ASSIGNMENT: Scan the listing below for the word "title" and copy every line that has it.

RECORDS FOR THIS EXERCISE:
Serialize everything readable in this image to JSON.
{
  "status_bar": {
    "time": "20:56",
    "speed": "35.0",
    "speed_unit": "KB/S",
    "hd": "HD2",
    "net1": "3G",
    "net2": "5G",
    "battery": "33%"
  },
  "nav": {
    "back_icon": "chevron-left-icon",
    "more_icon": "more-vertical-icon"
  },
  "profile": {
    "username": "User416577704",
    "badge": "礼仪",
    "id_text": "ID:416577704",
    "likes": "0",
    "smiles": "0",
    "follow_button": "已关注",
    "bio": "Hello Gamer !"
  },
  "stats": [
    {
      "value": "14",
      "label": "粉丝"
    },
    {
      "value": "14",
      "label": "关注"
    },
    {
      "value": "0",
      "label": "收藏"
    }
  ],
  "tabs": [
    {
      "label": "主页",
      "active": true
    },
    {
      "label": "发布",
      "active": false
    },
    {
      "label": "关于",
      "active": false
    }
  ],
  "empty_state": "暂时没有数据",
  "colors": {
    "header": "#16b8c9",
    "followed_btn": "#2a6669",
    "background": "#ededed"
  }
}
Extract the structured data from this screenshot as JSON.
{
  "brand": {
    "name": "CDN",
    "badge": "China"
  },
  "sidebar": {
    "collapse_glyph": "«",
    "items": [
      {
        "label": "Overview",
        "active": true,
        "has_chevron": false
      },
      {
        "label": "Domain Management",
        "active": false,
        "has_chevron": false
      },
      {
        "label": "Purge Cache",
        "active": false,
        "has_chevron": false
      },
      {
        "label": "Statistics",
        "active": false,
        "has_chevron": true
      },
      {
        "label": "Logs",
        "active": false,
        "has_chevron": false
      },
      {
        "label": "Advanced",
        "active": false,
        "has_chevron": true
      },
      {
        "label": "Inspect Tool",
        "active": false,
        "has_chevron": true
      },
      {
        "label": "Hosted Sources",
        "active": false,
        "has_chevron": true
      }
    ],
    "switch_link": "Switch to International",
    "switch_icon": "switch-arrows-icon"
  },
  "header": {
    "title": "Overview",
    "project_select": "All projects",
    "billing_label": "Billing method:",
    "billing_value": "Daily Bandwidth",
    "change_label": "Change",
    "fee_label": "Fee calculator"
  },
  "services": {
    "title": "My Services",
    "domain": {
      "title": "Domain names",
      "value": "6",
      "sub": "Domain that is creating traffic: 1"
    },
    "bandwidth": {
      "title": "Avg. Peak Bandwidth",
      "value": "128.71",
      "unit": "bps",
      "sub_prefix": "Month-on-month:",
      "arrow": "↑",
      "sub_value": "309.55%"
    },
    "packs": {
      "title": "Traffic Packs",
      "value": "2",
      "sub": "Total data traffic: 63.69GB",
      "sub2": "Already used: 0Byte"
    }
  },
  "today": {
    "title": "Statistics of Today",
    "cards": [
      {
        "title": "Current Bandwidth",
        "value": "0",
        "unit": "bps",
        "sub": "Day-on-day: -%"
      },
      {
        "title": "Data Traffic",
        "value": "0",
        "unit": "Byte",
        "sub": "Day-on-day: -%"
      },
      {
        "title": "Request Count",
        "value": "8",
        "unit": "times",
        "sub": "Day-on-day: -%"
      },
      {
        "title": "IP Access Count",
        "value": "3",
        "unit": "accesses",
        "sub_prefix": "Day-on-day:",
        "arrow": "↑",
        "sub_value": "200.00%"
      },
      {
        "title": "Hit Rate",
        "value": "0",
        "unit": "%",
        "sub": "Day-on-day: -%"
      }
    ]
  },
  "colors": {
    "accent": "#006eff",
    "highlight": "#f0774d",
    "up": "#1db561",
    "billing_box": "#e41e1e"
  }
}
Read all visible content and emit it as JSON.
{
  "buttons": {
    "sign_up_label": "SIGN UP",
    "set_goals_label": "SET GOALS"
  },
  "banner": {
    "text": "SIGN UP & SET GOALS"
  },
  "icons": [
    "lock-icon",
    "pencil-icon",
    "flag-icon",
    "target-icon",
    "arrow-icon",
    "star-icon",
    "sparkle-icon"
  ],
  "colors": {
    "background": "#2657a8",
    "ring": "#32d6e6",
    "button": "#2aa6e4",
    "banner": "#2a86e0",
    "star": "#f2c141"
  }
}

WORKED SOLUTION:
    "title": "Overview",
    "title": "My Services",
      "title": "Domain names",
      "title": "Avg. Peak Bandwidth",
      "title": "Traffic Packs",
    "title": "Statistics of Today",
        "title": "Current Bandwidth",
        "title": "Data Traffic",
        "title": "Request Count",
        "title": "IP Access Count",
        "title": "Hit Rate",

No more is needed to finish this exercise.